### THE TASK
Lines of the listing below that contain the string "caption" are to be returned.

[EXCERPTED RECORDS Boundary: Start]

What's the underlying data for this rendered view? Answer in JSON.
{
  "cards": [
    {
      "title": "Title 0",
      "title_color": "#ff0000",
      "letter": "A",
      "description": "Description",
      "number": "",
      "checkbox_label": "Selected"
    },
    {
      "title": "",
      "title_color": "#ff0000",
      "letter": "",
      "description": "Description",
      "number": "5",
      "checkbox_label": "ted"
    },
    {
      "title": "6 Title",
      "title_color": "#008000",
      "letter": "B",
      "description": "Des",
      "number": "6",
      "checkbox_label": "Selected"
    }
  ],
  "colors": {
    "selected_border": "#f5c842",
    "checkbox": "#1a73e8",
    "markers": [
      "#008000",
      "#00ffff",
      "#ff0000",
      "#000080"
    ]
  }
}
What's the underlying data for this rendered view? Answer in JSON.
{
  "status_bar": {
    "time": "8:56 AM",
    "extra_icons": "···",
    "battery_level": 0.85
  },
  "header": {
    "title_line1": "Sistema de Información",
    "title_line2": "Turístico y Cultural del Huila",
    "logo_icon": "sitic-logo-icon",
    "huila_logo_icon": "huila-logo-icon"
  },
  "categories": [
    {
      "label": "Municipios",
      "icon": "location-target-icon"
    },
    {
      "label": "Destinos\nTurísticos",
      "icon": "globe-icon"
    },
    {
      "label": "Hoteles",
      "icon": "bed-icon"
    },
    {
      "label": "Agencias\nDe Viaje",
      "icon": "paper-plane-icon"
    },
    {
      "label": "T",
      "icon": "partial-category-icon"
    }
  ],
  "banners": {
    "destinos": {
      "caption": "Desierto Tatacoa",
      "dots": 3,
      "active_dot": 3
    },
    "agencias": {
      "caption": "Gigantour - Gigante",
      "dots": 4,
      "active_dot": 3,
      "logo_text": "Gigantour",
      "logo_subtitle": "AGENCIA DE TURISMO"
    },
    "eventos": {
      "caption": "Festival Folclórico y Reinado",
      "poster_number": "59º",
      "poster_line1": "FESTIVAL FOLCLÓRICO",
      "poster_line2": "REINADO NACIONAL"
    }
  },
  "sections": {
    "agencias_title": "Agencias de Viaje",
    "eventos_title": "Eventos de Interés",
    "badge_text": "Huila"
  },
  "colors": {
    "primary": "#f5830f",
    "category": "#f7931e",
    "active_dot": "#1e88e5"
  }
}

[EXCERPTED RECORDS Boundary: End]

### SOLVED EXERCISE
      "caption": "Desierto Tatacoa",
      "caption": "Gigantour - Gigante",
      "caption": "Festival Folclórico y Reinado",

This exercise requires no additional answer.